======== Records provided
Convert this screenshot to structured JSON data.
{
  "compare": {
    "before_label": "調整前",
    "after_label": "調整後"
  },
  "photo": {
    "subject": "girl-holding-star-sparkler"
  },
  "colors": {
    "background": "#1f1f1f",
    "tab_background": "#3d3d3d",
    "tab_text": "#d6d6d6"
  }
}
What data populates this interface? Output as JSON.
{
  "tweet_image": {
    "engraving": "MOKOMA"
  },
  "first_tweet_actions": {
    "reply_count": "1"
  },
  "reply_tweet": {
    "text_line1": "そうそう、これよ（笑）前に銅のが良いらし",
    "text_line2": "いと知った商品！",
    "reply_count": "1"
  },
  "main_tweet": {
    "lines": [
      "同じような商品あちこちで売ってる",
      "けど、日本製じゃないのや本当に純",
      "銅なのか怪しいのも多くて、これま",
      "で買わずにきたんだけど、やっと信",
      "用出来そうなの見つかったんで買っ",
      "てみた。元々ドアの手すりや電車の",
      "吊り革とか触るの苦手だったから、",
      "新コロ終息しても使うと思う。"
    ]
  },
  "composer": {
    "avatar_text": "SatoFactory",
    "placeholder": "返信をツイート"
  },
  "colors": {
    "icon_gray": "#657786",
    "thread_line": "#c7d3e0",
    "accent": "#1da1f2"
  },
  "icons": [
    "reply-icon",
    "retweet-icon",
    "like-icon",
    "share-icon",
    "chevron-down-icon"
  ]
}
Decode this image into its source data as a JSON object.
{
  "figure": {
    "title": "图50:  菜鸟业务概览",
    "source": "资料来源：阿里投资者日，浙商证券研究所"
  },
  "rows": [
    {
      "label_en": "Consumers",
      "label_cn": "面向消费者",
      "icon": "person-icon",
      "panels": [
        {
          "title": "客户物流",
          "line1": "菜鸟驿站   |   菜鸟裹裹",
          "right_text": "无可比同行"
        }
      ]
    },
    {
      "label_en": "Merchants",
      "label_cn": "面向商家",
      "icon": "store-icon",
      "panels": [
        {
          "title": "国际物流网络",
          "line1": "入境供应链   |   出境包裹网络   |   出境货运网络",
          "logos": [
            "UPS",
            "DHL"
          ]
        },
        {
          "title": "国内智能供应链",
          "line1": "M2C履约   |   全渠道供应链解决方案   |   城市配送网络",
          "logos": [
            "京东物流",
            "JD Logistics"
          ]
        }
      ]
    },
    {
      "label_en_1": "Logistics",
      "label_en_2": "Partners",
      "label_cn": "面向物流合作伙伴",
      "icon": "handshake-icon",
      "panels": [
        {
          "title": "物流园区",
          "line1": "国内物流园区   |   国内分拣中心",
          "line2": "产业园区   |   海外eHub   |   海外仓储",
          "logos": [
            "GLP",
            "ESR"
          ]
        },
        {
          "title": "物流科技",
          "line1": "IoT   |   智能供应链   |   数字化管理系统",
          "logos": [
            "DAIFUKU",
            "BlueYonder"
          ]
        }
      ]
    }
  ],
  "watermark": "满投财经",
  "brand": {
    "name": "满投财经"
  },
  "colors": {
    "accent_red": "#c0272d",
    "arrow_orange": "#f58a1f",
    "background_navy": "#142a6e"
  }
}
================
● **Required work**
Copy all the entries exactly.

● **Result of this task**
Convert this screenshot to structured JSON data.
{
  "compare": {
    "before_label": "調整前",
    "after_label": "調整後"
  },
  "photo": {
    "subject": "girl-holding-star-sparkler"
  },
  "colors": {
    "background": "#1f1f1f",
    "tab_background": "#3d3d3d",
    "tab_text": "#d6d6d6"
  }
}
What data populates this interface? Output as JSON.
{
  "tweet_image": {
    "engraving": "MOKOMA"
  },
  "first_tweet_actions": {
    "reply_count": "1"
  },
  "reply_tweet": {
    "text_line1": "そうそう、これよ（笑）前に銅のが良いらし",
    "text_line2": "いと知った商品！",
    "reply_count": "1"
  },
  "main_tweet": {
    "lines": [
      "同じような商品あちこちで売ってる",
      "けど、日本製じゃないのや本当に純",
      "銅なのか怪しいのも多くて、これま",
      "で買わずにきたんだけど、やっと信",
      "用出来そうなの見つかったんで買っ",
      "てみた。元々ドアの手すりや電車の",
      "吊り革とか触るの苦手だったから、",
      "新コロ終息しても使うと思う。"
    ]
  },
  "composer": {
    "avatar_text": "SatoFactory",
    "placeholder": "返信をツイート"
  },
  "colors": {
    "icon_gray": "#657786",
    "thread_line": "#c7d3e0",
    "accent": "#1da1f2"
  },
  "icons": [
    "reply-icon",
    "retweet-icon",
    "like-icon",
    "share-icon",
    "chevron-down-icon"
  ]
}
Decode this image into its source data as a JSON object.
{
  "figure": {
    "title": "图50:  菜鸟业务概览",
    "source": "资料来源：阿里投资者日，浙商证券研究所"
  },
  "rows": [
    {
      "label_en": "Consumers",
      "label_cn": "面向消费者",
      "icon": "person-icon",
      "panels": [
        {
          "title": "客户物流",
          "line1": "菜鸟驿站   |   菜鸟裹裹",
          "right_text": "无可比同行"
        }
      ]
    },
    {
      "label_en": "Merchants",
      "label_cn": "面向商家",
      "icon": "store-icon",
      "panels": [
        {
          "title": "国际物流网络",
          "line1": "入境供应链   |   出境包裹网络   |   出境货运网络",
          "logos": [
            "UPS",
            "DHL"
          ]
        },
        {
          "title": "国内智能供应链",
          "line1": "M2C履约   |   全渠道供应链解决方案   |   城市配送网络",
          "logos": [
            "京东物流",
            "JD Logistics"
          ]
        }
      ]
    },
    {
      "label_en_1": "Logistics",
      "label_en_2": "Partners",
      "label_cn": "面向物流合作伙伴",
      "icon": "handshake-icon",
      "panels": [
        {
          "title": "物流园区",
          "line1": "国内物流园区   |   国内分拣中心",
          "line2": "产业园区   |   海外eHub   |   海外仓储",
          "logos": [
            "GLP",
            "ESR"
          ]
        },
        {
          "title": "物流科技",
          "line1": "IoT   |   智能供应链   |   数字化管理系统",
          "logos": [
            "DAIFUKU",
            "BlueYonder"
          ]
        }
      ]
    }
  ],
  "watermark": "满投财经",
  "brand": {
    "name": "满投财经"
  },
  "colors": {
    "accent_red": "#c0272d",
    "arrow_orange": "#f58a1f",
    "background_navy": "#142a6e"
  }
}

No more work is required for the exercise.